"The most important thing is that North Korea continues to develop their nuclear capacity and as long as the United States remains sidelined, I see no likelihood that that's going to change. Maybe putting people ahead of plutonium, focusing on some of the people-to people-interactions, which could address some of the pressing human rights concerns in North Korea but also perhaps begin to create some greater enthusiasm inside North Korea among the elite for renegotiating the terms of their current path, their current commitment to nuclear weapons."
"You just mentioned people over plutonium approach, what do you mean exactly by that?"
"So I think the United States and other parties of the six party talks need to focus on building a constituency inside North Korea for a change.
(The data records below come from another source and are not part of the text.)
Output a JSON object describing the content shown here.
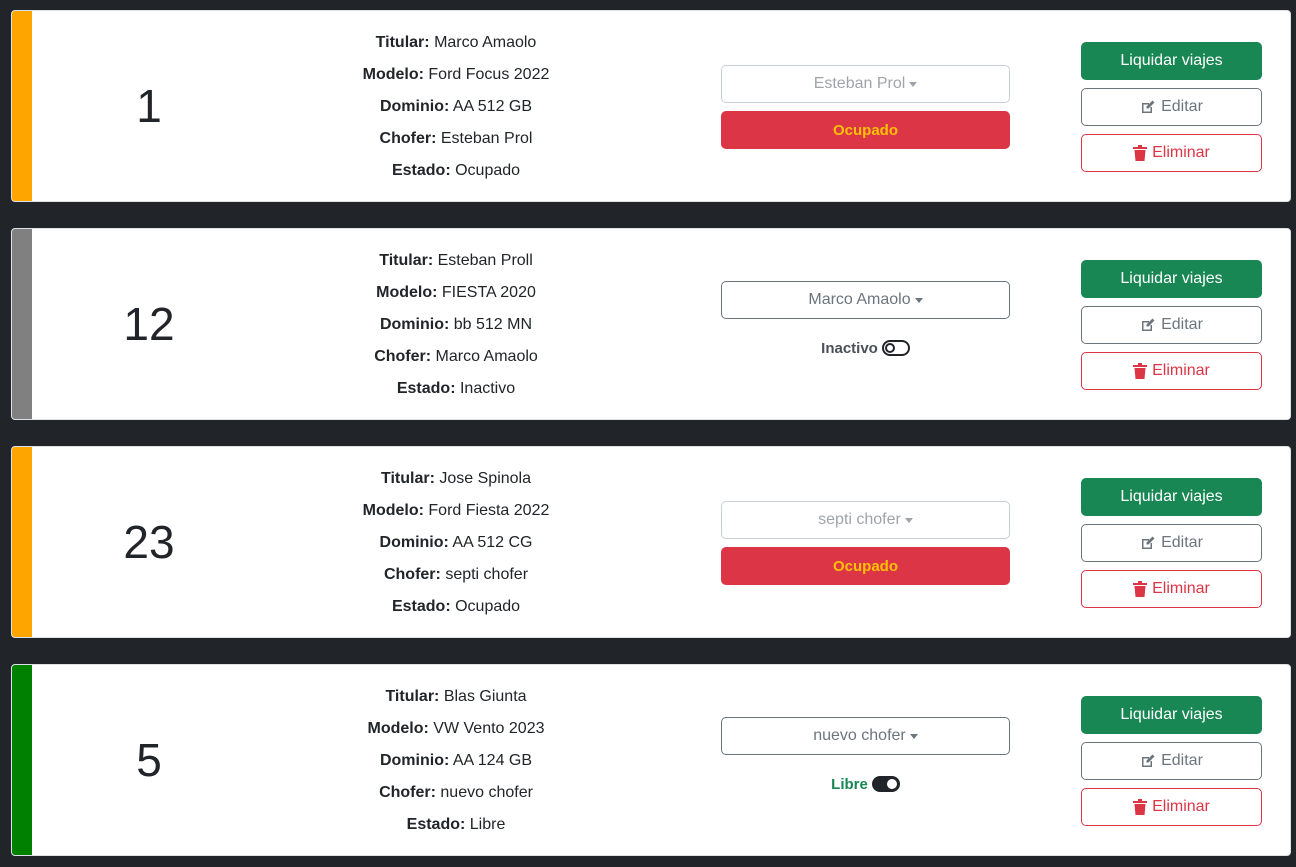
{
  "colors": {
    "ocupado_stripe": "#ffa500",
    "inactivo_stripe": "#808080",
    "libre_stripe": "#008000",
    "liquidar_bg": "#198754",
    "danger": "#dc3545",
    "warning_text": "#ffc107",
    "libre_text": "#198754"
  },
  "labels": {
    "titular": "Titular:",
    "modelo": "Modelo:",
    "dominio": "Dominio:",
    "chofer": "Chofer:",
    "estado": "Estado:",
    "liquidar": "Liquidar viajes",
    "editar": "Editar",
    "eliminar": "Eliminar"
  },
  "cards": [
    {
      "numero": "1",
      "titular": "Marco Amaolo",
      "modelo": "Ford Focus 2022",
      "dominio": "AA 512 GB",
      "chofer": "Esteban Prol",
      "estado": "Ocupado",
      "selected_driver": "Esteban Prol",
      "status_control": "button",
      "status_label": "Ocupado",
      "stripe_color": "#ffa500",
      "driver_select_disabled": true
    },
    {
      "numero": "12",
      "titular": "Esteban Proll",
      "modelo": "FIESTA 2020",
      "dominio": "bb 512 MN",
      "chofer": "Marco Amaolo",
      "estado": "Inactivo",
      "selected_driver": "Marco Amaolo",
      "status_control": "toggle-off",
      "status_label": "Inactivo",
      "stripe_color": "#808080",
      "driver_select_disabled": false
    },
    {
      "numero": "23",
      "titular": "Jose Spinola",
      "modelo": "Ford Fiesta 2022",
      "dominio": "AA 512 CG",
      "chofer": "septi chofer",
      "estado": "Ocupado",
      "selected_driver": "septi chofer",
      "status_control": "button",
      "status_label": "Ocupado",
      "stripe_color": "#ffa500",
      "driver_select_disabled": true
    },
    {
      "numero": "5",
      "titular": "Blas Giunta",
      "modelo": "VW Vento 2023",
      "dominio": "AA 124 GB",
      "chofer": "nuevo chofer",
      "estado": "Libre",
      "selected_driver": "nuevo chofer",
      "status_control": "toggle-on",
      "status_label": "Libre",
      "stripe_color": "#008000",
      "driver_select_disabled": false
    }
  ]
}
It means even if you keep sanctions, doing things like family reunion visits, cultural exchanges, bringing North Korean students out of North Korea, all of these things can help show North Korea that true path to security does not lie with nuclear weapons."
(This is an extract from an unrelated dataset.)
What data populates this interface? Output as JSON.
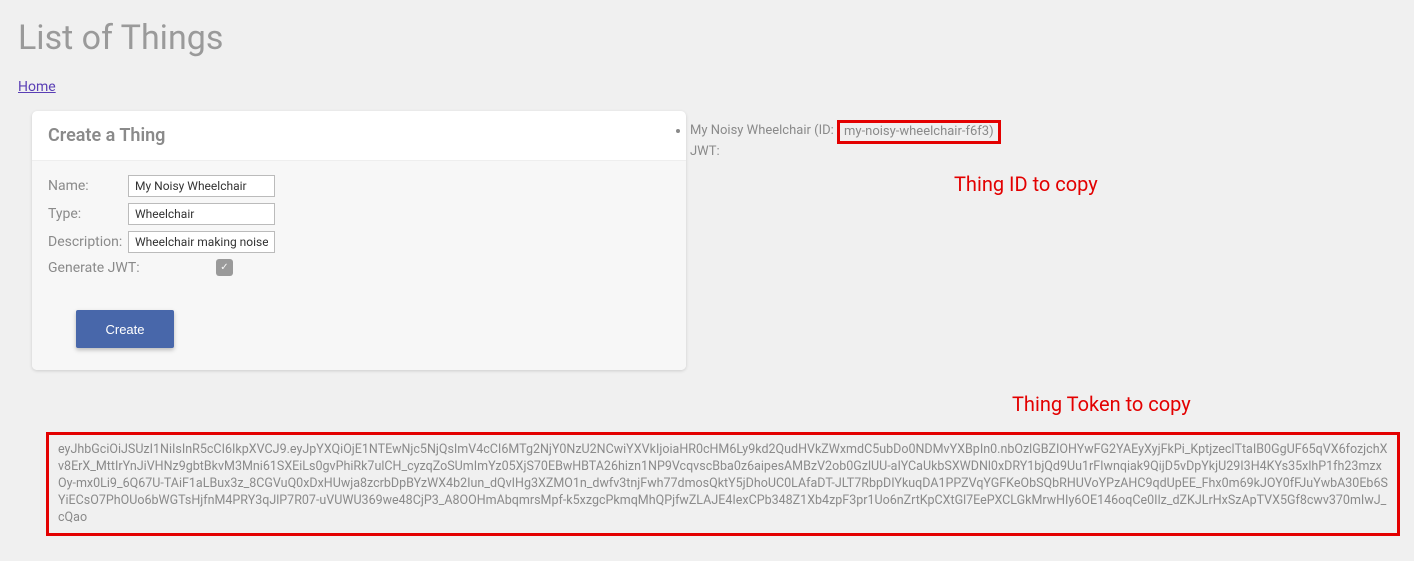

"Really, knowing that there is this huge nuclear threat in North Korea and just using the peole to people approach, wouldn't that be too dangerous?"
"Well, the situation is dangerous now and nothing that the six parties are doing are making it any less dangerous. So admittedly, a people-focused approach will not yield immediate results on the nuclear threat that we face but neither is the current strategic patience approach yielding anything in terms of reduction of threats."
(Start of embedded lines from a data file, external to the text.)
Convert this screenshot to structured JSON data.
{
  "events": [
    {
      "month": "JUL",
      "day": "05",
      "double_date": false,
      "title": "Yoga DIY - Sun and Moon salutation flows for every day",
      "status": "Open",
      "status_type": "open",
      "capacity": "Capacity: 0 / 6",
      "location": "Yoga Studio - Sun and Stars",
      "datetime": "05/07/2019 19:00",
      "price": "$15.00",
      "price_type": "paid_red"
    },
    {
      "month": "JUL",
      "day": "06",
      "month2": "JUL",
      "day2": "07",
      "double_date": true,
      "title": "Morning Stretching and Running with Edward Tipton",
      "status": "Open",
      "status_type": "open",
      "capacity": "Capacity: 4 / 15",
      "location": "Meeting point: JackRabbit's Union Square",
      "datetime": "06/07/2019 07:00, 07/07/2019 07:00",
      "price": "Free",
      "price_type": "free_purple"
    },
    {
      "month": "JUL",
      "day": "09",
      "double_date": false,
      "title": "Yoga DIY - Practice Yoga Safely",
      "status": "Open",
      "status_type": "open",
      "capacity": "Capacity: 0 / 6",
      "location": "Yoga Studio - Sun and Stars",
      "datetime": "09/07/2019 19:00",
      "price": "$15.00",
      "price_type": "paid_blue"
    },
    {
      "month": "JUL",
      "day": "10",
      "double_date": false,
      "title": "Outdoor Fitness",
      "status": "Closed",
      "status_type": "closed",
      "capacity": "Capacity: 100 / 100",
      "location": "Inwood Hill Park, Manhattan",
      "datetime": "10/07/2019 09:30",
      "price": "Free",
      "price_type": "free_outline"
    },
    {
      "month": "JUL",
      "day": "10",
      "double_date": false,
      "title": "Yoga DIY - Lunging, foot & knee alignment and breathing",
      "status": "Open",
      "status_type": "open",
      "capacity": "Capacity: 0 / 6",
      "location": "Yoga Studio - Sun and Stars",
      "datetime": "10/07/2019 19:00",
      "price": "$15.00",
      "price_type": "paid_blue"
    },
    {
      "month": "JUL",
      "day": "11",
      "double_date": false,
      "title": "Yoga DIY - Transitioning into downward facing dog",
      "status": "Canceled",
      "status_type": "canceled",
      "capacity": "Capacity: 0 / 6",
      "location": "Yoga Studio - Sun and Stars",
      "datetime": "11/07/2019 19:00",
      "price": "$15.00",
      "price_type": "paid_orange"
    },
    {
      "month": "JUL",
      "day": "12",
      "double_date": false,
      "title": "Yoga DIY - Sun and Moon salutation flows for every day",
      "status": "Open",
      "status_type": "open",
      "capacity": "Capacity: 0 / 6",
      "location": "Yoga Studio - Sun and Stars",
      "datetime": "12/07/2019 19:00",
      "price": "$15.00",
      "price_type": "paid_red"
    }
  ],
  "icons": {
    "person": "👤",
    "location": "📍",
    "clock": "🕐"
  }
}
"President Xi Jinping will be coming to South Korea next month. Traditionally, Chinese leaders have visited North Korea before coming to South Korea. President Xi isn't doing that, is this another sign of change in China-North Korea relations?"
"It's a very important signal by China. That China sees the long-term future of the Korean Peninsula being decided more by Seoul than by Pyongyang and China wants to have that discussion ultimately with South Korea. So I think that it's a good sign for China's recognition of the realities on the Korean Peninsula."